the reader where the “evidence” might be found.
and Biddle counter the myths and lies of the attack on America’s public
schools by discussing and displaying evidence that has so often been misrepresented
by critics. Some myths they counter are: 1) student achievement in American
primary schools has recently declined; 2) American spends money on its
schools than other nations; 3) The productivity of American workers is
deficient, and this reflects the inadequate training they receive in American
schools; 4) Recent increases in expenditures for education have been wasted
or have merely gone into unneeded raises for teachers and administrators.
Berliner and Biddle persuasively argue that none of the attacks on public

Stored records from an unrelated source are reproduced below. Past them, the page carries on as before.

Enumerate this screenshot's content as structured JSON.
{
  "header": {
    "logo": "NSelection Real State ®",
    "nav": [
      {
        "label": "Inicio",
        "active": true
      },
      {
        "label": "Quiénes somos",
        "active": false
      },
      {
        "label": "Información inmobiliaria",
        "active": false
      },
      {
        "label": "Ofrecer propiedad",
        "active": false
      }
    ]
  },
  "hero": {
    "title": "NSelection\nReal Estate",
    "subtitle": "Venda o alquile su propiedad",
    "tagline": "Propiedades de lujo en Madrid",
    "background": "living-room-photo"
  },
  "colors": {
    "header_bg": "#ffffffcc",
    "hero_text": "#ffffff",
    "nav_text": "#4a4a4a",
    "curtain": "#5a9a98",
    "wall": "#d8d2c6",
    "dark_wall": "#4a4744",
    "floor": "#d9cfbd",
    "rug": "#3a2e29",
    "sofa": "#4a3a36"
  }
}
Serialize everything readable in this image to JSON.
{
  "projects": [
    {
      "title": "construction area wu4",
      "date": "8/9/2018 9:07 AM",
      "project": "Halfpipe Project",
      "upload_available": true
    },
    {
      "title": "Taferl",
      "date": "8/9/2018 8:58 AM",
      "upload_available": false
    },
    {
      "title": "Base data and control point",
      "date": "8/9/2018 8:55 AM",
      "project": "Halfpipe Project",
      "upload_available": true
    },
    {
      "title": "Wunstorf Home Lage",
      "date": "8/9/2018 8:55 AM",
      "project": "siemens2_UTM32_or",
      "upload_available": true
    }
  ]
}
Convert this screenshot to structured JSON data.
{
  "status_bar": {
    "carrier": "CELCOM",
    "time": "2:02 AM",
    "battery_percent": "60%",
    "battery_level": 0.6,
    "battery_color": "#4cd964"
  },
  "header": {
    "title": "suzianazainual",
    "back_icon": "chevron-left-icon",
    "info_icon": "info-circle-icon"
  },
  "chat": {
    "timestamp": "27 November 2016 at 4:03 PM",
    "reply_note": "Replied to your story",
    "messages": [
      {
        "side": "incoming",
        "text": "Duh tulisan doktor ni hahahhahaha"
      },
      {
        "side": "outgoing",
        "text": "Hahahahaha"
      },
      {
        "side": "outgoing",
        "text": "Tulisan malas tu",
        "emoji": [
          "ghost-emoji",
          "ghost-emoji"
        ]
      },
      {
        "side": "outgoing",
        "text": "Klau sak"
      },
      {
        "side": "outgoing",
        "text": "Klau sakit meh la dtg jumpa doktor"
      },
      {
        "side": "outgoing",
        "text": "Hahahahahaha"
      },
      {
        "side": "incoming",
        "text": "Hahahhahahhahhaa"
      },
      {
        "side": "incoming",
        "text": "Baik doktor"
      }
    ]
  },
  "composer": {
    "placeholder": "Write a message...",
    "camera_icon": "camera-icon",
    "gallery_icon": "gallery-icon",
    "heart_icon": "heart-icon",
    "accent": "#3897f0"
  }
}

education have merit and cannot be supported by the data.
date, the University of California at Berkeley, and Stanford University
are in the process of developing their own, alternative, assessments.
Undoubtedly, more institutions will follow this expensive lead or perhaps
purchase the exams created by teacher educations specialists rather than
state department bureaucrats.
7 On September
10 2002 the Social Justice Cluster in the School of Education at San Diego
State University following considerable deliberation, passed this motion
which is now being circulated among Schools of Education throughout California:
reject the TPA process for which we initially volunteered, in good
faith. Our experience with the process leads us to conclude, furthermore,
we must reject the standards that give the process motion, and the law
gives it force. We believe this is not a process to improve teacher
education, but to regulate and standardize knowledge, not only in colleges
education, but throughout the university system, in a manner which is
in the best interest of our students nor ourselves. We believe the
standards are partisan standards, the tests that will follow will be
partisan tests, with profound problems of class, race, linguistic, and
Therefore, we call upon all college of education faculty in the CSU system
follow our lead, so say no to this intrusion. Moreover, we will inform
students and the community of our action in hopes that we will be able
spark additional resistance to the one-size-fits-all high-stakes testing
movement which we believe will not improve assessment, but deepen
segregation and promote the irrational worship of exam scores---scores
measure, above all, inherited capital.
believe that while we are indeed working within a state teacher
credential program, we have rights of academic freedom which not only make
possible for individuals to reject this proposed regulation, but which
as a treasure to the community, reflecting the vital role of a
university where people can gain and test knowledge in a reasonably free
atmosphere, and to offer that society criticism which may not be possible
to the above proposal, the literacy faculty in the School of Education
at San Diego State University proposed an alternate resolution:
"Today, the School of Teacher Education
elected not to proceed with the field testing of the TPA, for many valid
pedagogical and timing reasons. We also asked our Dean to pursue the
collaborative effort being undertaken by the UCs and Stanford to arrive
at an assessment that is more relevant and meaningful. While we deplore
the ill-considered policy decisions, we do not reject SB2042 or the
Teacher Performance Expectations."